# Data for this task

::::::

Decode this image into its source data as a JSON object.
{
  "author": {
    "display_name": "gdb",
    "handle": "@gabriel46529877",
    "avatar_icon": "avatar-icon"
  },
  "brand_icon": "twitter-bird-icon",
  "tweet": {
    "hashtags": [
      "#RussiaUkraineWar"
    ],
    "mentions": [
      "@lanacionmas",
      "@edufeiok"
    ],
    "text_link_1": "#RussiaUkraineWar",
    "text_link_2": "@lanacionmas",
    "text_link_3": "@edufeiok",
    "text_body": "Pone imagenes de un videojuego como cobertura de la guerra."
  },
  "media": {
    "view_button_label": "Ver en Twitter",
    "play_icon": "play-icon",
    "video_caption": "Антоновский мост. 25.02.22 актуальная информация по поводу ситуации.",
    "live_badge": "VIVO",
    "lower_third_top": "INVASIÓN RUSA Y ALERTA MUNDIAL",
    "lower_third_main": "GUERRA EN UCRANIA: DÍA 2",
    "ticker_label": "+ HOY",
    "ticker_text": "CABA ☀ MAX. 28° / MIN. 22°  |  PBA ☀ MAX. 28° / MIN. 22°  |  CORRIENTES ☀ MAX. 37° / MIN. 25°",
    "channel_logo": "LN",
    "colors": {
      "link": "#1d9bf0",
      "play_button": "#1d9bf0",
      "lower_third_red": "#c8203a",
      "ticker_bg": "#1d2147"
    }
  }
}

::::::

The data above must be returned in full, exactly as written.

# Solution
Decode this image into its source data as a JSON object.
{
  "author": {
    "display_name": "gdb",
    "handle": "@gabriel46529877",
    "avatar_icon": "avatar-icon"
  },
  "brand_icon": "twitter-bird-icon",
  "tweet": {
    "hashtags": [
      "#RussiaUkraineWar"
    ],
    "mentions": [
      "@lanacionmas",
      "@edufeiok"
    ],
    "text_link_1": "#RussiaUkraineWar",
    "text_link_2": "@lanacionmas",
    "text_link_3": "@edufeiok",
    "text_body": "Pone imagenes de un videojuego como cobertura de la guerra."
  },
  "media": {
    "view_button_label": "Ver en Twitter",
    "play_icon": "play-icon",
    "video_caption": "Антоновский мост. 25.02.22 актуальная информация по поводу ситуации.",
    "live_badge": "VIVO",
    "lower_third_top": "INVASIÓN RUSA Y ALERTA MUNDIAL",
    "lower_third_main": "GUERRA EN UCRANIA: DÍA 2",
    "ticker_label": "+ HOY",
    "ticker_text": "CABA ☀ MAX. 28° / MIN. 22°  |  PBA ☀ MAX. 28° / MIN. 22°  |  CORRIENTES ☀ MAX. 37° / MIN. 25°",
    "channel_logo": "LN",
    "colors": {
      "link": "#1d9bf0",
      "play_button": "#1d9bf0",
      "lower_third_red": "#c8203a",
      "ticker_bg": "#1d2147"
    }
  }
}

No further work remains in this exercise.